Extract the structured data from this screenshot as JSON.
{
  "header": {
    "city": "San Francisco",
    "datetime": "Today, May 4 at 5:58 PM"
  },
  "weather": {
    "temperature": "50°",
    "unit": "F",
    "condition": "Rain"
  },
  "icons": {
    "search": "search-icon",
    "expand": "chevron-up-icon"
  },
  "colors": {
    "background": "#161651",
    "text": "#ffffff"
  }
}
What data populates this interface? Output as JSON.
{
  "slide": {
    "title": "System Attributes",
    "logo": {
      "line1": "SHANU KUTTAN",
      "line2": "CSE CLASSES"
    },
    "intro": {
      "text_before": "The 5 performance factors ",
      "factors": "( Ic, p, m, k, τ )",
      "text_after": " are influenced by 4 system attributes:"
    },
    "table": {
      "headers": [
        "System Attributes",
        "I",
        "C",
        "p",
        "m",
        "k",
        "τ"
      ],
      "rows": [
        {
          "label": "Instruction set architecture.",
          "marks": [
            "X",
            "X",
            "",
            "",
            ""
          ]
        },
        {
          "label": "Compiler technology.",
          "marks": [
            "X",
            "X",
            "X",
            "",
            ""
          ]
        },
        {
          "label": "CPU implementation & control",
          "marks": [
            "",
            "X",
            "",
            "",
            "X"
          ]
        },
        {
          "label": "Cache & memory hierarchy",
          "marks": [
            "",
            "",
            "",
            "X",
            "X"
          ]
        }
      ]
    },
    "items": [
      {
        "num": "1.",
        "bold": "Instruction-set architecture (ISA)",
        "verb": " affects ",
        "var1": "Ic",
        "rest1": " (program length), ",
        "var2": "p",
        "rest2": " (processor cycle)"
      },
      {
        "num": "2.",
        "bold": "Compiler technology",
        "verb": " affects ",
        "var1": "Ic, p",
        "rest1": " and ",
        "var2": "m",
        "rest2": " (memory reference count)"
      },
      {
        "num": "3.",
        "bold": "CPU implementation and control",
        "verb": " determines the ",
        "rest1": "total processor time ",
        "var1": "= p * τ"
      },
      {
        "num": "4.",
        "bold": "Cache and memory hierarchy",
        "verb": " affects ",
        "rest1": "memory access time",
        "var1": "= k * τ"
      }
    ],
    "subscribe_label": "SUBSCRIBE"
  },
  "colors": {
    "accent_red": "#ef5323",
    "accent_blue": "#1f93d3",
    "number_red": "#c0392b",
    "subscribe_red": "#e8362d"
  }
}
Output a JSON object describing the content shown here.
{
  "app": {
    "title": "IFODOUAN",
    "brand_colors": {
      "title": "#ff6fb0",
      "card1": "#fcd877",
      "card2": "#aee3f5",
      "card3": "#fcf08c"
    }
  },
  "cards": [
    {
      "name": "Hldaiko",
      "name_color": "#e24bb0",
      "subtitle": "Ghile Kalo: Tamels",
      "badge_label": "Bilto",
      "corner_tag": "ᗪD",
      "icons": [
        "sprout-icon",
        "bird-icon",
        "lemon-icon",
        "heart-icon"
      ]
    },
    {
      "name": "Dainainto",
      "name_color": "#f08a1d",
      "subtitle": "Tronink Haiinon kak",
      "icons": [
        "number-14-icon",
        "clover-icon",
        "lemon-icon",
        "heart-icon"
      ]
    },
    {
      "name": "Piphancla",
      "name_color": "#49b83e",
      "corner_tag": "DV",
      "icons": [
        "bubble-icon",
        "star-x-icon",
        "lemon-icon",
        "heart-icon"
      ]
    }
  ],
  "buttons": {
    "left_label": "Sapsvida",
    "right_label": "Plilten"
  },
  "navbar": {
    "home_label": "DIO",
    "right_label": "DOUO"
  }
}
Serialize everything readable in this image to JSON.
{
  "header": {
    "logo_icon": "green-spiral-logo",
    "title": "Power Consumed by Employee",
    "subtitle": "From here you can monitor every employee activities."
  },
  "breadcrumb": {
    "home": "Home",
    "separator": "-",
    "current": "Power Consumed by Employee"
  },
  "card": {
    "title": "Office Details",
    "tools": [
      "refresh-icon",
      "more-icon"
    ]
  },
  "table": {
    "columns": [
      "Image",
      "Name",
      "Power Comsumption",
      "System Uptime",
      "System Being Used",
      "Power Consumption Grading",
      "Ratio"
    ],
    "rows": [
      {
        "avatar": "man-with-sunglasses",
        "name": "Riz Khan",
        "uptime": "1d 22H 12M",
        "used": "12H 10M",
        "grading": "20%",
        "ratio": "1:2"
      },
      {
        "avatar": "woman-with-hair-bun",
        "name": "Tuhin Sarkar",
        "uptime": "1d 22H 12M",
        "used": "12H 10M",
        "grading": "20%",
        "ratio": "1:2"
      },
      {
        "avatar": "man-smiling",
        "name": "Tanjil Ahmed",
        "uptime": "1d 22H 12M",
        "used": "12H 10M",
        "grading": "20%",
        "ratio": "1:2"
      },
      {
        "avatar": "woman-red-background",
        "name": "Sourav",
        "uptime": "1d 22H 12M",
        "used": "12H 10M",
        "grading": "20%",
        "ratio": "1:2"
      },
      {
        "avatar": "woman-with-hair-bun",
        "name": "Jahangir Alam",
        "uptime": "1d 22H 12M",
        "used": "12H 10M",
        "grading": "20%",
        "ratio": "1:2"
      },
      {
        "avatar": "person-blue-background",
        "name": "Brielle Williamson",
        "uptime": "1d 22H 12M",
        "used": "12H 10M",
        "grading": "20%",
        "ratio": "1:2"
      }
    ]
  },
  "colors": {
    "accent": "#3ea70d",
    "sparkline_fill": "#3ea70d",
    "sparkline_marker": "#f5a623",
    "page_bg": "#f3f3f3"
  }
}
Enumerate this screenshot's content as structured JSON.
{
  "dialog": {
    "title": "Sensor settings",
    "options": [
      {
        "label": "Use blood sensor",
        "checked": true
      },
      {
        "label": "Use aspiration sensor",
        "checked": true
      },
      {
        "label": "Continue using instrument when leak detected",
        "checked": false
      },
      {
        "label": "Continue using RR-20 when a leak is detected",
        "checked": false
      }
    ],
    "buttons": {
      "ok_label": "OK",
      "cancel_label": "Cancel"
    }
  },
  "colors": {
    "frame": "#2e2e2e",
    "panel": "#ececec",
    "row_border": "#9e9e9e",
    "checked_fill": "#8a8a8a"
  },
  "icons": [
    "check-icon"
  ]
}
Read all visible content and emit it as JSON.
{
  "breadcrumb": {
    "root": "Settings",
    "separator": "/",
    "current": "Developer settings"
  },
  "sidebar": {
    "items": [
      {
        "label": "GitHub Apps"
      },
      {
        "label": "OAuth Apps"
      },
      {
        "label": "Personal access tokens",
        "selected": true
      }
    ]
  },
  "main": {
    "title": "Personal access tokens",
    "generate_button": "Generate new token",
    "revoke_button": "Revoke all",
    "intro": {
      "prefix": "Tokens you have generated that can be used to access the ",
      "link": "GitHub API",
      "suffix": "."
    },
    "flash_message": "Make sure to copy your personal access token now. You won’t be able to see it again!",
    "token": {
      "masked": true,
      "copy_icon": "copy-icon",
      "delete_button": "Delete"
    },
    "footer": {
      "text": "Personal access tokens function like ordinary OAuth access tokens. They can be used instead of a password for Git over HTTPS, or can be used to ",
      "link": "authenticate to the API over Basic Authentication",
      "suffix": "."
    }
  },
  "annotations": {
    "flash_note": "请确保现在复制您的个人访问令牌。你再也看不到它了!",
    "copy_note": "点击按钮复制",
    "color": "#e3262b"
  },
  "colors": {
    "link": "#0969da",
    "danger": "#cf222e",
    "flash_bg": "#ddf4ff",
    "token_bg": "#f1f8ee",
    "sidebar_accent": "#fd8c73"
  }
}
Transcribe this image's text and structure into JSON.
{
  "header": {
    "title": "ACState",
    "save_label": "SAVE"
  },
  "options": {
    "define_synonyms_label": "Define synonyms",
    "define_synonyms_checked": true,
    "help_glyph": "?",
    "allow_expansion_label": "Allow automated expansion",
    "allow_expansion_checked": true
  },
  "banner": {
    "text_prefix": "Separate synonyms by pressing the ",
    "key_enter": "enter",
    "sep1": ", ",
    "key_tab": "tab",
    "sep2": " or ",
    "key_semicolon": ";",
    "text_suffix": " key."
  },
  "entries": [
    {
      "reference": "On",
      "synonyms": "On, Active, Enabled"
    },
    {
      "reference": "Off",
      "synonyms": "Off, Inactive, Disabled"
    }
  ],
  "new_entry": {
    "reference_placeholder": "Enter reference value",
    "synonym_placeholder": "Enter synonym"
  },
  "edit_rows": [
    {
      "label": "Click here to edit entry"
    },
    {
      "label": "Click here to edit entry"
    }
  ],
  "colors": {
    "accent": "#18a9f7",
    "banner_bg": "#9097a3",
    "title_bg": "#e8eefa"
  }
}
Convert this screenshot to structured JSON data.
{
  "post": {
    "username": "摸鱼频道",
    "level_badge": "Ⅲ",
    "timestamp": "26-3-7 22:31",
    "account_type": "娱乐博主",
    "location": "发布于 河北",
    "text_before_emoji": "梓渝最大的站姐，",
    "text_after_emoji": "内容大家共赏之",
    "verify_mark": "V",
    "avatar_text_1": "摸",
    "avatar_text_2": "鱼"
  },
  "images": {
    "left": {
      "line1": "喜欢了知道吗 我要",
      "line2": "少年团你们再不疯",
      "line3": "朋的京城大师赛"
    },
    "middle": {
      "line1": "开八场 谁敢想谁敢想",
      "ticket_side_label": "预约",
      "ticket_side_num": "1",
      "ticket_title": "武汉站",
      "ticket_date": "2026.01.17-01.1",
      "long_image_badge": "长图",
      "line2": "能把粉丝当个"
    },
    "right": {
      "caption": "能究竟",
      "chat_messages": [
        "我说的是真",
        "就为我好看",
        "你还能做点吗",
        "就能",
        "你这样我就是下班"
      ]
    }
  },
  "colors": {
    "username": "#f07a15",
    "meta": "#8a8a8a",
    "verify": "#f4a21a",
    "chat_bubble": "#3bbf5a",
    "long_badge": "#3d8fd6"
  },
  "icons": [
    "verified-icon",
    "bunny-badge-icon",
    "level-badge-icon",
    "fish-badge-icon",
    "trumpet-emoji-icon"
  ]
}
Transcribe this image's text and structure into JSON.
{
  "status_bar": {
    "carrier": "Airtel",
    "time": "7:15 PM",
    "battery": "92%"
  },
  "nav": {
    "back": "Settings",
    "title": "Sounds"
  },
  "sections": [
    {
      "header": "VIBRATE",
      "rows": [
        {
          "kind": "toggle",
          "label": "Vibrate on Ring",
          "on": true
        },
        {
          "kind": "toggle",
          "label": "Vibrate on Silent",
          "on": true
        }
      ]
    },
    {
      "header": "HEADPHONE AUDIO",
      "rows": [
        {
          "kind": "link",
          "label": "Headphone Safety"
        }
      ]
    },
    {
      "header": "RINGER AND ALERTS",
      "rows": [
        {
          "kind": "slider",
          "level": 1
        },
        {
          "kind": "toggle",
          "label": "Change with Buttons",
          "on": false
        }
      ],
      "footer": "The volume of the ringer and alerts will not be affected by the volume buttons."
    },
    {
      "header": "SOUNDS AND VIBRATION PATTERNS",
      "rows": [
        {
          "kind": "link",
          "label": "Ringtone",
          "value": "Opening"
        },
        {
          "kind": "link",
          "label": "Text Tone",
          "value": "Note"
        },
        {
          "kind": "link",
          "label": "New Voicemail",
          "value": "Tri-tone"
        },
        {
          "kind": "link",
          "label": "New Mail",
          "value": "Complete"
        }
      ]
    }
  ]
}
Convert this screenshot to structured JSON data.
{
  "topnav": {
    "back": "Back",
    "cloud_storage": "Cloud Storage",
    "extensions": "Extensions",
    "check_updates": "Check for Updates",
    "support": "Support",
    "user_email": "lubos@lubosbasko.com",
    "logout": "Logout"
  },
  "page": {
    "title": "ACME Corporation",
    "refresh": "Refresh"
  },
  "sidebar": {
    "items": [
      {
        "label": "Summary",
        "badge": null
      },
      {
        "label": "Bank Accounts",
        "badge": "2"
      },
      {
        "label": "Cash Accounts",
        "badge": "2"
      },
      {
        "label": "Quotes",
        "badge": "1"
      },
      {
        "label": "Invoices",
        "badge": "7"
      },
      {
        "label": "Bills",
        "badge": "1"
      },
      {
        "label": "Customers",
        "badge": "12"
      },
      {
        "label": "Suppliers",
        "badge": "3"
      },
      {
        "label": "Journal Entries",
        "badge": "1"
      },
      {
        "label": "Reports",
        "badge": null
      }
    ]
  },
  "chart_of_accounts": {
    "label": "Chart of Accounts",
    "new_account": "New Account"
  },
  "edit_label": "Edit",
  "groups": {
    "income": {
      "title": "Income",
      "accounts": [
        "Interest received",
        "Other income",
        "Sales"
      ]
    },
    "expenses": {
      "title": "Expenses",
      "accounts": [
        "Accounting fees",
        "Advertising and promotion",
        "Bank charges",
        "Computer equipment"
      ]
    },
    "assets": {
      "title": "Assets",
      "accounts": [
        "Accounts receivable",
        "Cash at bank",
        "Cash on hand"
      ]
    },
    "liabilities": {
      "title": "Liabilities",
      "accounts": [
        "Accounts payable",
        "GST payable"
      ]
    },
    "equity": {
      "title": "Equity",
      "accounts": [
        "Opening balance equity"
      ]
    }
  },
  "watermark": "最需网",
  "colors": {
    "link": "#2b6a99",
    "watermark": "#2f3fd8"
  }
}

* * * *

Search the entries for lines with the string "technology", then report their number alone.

RESULT OF THE TASK
2